While the expression of chemokines in response to acute vascular injury is well described, much less is known about chemokine receptor expression after such injury. While conventionally thought that chemokine receptors are expressed primarily on activated monocytes and macrophages, in vitro studies have demonstrated that both endothelial and smooth muscle cells express these receptors. Recently Jabs et al., using balloon overstretch injury in porcine coronary arteries, delineated the early temporal expression of the chemokine receptors CCR2, CCR5, and CXCR4 over a 14 day period.
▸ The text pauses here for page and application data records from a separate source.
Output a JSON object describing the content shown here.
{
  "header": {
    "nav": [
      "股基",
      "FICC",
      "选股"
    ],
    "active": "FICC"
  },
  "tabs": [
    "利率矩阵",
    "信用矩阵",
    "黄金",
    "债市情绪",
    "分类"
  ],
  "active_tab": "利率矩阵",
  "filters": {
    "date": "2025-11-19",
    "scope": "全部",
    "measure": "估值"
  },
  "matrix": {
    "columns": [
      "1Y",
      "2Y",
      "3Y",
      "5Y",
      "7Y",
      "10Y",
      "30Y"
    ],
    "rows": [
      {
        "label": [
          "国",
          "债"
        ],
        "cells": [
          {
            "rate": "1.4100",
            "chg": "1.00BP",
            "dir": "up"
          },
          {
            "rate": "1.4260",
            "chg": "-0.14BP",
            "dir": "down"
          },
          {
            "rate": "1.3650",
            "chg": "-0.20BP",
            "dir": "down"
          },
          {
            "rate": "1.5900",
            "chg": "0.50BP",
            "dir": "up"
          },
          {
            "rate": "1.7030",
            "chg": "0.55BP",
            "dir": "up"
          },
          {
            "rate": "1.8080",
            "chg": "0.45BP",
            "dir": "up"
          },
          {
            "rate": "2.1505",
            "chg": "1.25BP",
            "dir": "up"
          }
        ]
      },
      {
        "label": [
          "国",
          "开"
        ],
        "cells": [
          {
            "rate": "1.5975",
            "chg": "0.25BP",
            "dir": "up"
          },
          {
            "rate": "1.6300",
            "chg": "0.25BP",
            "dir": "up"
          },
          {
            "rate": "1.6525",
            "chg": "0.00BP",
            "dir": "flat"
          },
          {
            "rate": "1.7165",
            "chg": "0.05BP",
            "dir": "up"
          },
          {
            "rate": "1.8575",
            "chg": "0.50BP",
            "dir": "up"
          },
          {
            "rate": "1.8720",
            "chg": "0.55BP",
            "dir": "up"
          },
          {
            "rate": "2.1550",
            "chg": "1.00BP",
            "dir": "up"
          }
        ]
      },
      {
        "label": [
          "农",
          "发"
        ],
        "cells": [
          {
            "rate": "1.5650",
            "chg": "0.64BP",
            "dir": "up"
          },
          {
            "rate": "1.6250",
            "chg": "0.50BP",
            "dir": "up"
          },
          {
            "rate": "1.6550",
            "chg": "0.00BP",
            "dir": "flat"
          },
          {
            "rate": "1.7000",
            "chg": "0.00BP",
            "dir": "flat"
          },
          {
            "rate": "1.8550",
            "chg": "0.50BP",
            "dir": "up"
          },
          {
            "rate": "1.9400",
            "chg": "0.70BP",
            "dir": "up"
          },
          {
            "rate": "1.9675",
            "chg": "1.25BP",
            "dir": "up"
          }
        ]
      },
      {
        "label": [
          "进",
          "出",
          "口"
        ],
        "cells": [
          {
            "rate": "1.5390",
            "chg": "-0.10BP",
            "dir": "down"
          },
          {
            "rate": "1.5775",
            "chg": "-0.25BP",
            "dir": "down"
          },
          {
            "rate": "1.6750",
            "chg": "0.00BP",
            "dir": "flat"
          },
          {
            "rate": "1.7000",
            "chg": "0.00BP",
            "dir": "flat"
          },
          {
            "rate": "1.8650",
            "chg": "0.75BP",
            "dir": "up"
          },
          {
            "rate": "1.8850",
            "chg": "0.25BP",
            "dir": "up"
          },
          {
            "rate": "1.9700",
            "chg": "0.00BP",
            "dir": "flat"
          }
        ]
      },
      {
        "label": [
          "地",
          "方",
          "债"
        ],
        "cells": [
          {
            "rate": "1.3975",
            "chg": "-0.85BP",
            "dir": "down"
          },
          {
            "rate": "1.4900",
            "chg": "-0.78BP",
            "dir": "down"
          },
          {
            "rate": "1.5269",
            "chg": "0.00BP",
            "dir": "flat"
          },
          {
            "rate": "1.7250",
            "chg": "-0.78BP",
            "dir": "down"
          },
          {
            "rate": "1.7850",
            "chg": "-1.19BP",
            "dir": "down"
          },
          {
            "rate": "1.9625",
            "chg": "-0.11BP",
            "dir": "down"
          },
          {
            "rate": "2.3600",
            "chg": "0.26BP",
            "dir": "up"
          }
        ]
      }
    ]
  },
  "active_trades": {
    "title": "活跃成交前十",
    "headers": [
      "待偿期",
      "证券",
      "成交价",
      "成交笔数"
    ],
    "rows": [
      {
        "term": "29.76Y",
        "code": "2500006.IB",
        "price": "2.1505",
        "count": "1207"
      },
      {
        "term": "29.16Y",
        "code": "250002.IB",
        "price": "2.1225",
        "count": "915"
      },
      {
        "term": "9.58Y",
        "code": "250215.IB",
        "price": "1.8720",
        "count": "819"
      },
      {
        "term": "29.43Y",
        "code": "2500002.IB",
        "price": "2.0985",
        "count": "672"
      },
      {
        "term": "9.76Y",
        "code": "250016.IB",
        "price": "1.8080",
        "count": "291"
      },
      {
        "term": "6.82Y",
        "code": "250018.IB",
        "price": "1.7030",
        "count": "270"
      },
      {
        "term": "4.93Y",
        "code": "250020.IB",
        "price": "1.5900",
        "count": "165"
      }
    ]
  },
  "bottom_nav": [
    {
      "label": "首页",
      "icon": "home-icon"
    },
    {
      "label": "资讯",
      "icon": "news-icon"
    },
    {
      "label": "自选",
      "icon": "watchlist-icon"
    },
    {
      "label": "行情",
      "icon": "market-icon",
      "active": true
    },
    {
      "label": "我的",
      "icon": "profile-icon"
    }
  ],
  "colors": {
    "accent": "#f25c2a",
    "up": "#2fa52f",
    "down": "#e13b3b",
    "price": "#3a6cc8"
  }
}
These chemokine receptors were detected in the neointima, media, and adventia by immunostaining 7 days after injury; by 14 days CXCR4 was not detected and CCR2 and CCR5 expression was markedly decreased. RT-PCR data confirmed this temporal expression pattern, suggesting that the expression of different chemokine receptors may provide a composite profile of the localized inflammatory response. Thus, at varying time points after injury, NPs targeting chemokine receptors may possibly represent a novel, innovative means to detect and also characterize the severity and acuity of vascular inflammation associated with atherosclerosis and acute vascular injury. Importantly, the antagonism of these receptors by NPs may have important modulatory effects on macrophage function in vivo and may suggest that such novel nanoagents could be uniquely endowed with diagnostic as well as therapeutic utility.
atherosclerotic inflammation has only recently been described. Hartung et al.
demonstrated that intravenous 99m
Tc-labeled CCL2 could be used to image areas of arterial injury in hyperlipidemic New Zealand rabbits. Immunohistochemical analyses demonstrated that 99m
Tc-labeled CCL2 co-localized with activated macrophages in the neointima of the developing lesions. This was consistent with previous studies that demonstrated chemokine receptor CCR2 on activated macrophages mediated CCL2 uptake. Thus, using specific imaging agents that target chemokine receptors on circulating macrophages is a viable means to deliver imaging payloads to areas of vascular injury to characterize the acuity and severity of the inflammatory response. We will exploit the inherent advantages of NPs of both multivalent target ligand binding as well as signal amplification to test the hypothesis that novel synthetic NPs engineered to target chemokine receptors will provide an innovative means to both detect and characterize the acuity and severity of in vivo atherosclerotic inflammation.